4.11. This section has been removed per community decision. Please see this forum thread for more details.
4.12.1. This chart shows the process stripped to the bones. The artist records their work, duplicates and packages it themselves and then sells it direct to the public. Labels, distributors, manufacturers and retail outlets are removed from the path entirely.
The release will be 'Not On label' at Discogs, unless the artist creates a label name for the release.
4.12.2. This chart shows an idealized path for the artist's release, from the recording studio through to the public.
The label here is one and the same as the record company, they both have the same name and are the same entity.
This is a standard path for releases on small or medium sized labels operating in probably one country or territory. Non-major label releases in the rock, folk and jazz genres are likely to follow a path close to this.

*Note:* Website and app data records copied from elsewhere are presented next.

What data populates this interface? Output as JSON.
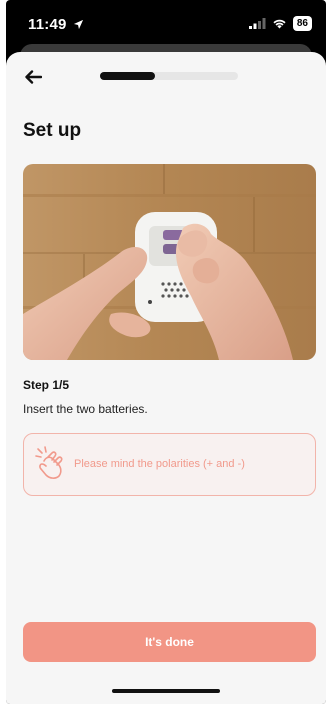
{
  "status_bar": {
    "time": "11:49",
    "battery": "86",
    "icons": [
      "location-arrow-icon",
      "cellular-signal-icon",
      "wifi-icon",
      "battery-icon"
    ]
  },
  "header": {
    "back_icon": "arrow-left-icon",
    "progress_fraction": 0.4
  },
  "page": {
    "title": "Set up",
    "image_alt": "Hands inserting batteries into a white device"
  },
  "step": {
    "label": "Step 1/5",
    "description": "Insert the two batteries."
  },
  "tip": {
    "icon": "snapping-fingers-icon",
    "text": "Please mind the polarities (+ and -)"
  },
  "actions": {
    "done_label": "It's done"
  },
  "colors": {
    "accent": "#f29585",
    "tip_border": "#f2b4aa",
    "tip_text": "#f19a8c",
    "progress": "#111111",
    "background": "#f6f6f6"
  }
}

If you substitute the recording studio for the artist's own studio, the model also fits a lot of electronic releases.
Note the gray path representing an 'import'. The importer will be another business in another territory, that buys a certain number of copies of the release from the distributor, and has their own distribution path in the separate country or territory. The import will be exactly the same release, it is physically shipped to the importer.
These releases are usually reasonably easy to catalog on Discogs - there will be one label for the release.
4.12.3. This is one of a myriad of possibilities for a major label release. The main difference that drives this model is that the release is manufactured and sold in different places by different companies.
The label here is really only a brand. It is used by the record company to give a distinct identity to the release.
Once the part of the company that deals with the logistics of creating the release (recording, mastering, packaging) finishes that stage of the process, the release master is then sent to separate regional branches of the record company for manufacturing. These regional offices are likely to be in different countries or territories around the world. The master package will include the audio and any artwork required to replicate the release during manufacturing. One of the main benefits of doing it this way, rather than just shipping imports, is that costs are kept down by manufacturing close to where the item will be sold, rather than shipping container loads of releases around the world.
If the record company doesn't have a branch in a particular territory, it may license the release to another company in that territory, and they will arrange the manufacturing and distribution of the release. This company could be a record label (and associated brand), or it could be a distributor, manufacturer, or any other company that has the ability to organize the manufacturing and distribution of the release.
Usually, each separate branch of the chain will include their name on the release, as well as the label (brand) name. Also, manufacturers and distributors may be mentioned on the release artwork.
These releases are the hardest to catalog clearly on Discogs. The most factual method is to list the record company regional branch, licensee, or other entity as well as the label (brand) on the release.
4.12.4. This is a model for digital releases - MP3s, WAVs, AACs, etc. as sold at online shops such as iTunes, Beatport, Juno, etc.
It is apparent that the structure is similar to the major label release structure above. However, there are a number of differences. The label / record company have a much smaller role, and the (online) distributor and (online) shops a much larger one.
The digital distributor can also act as a record company / label and publisher.
There is no manufacturing. The digital file is passed down the chain in various stages of preparation for sale. The final version of the file only comes into being once it is encoded, which is often done by the online shop.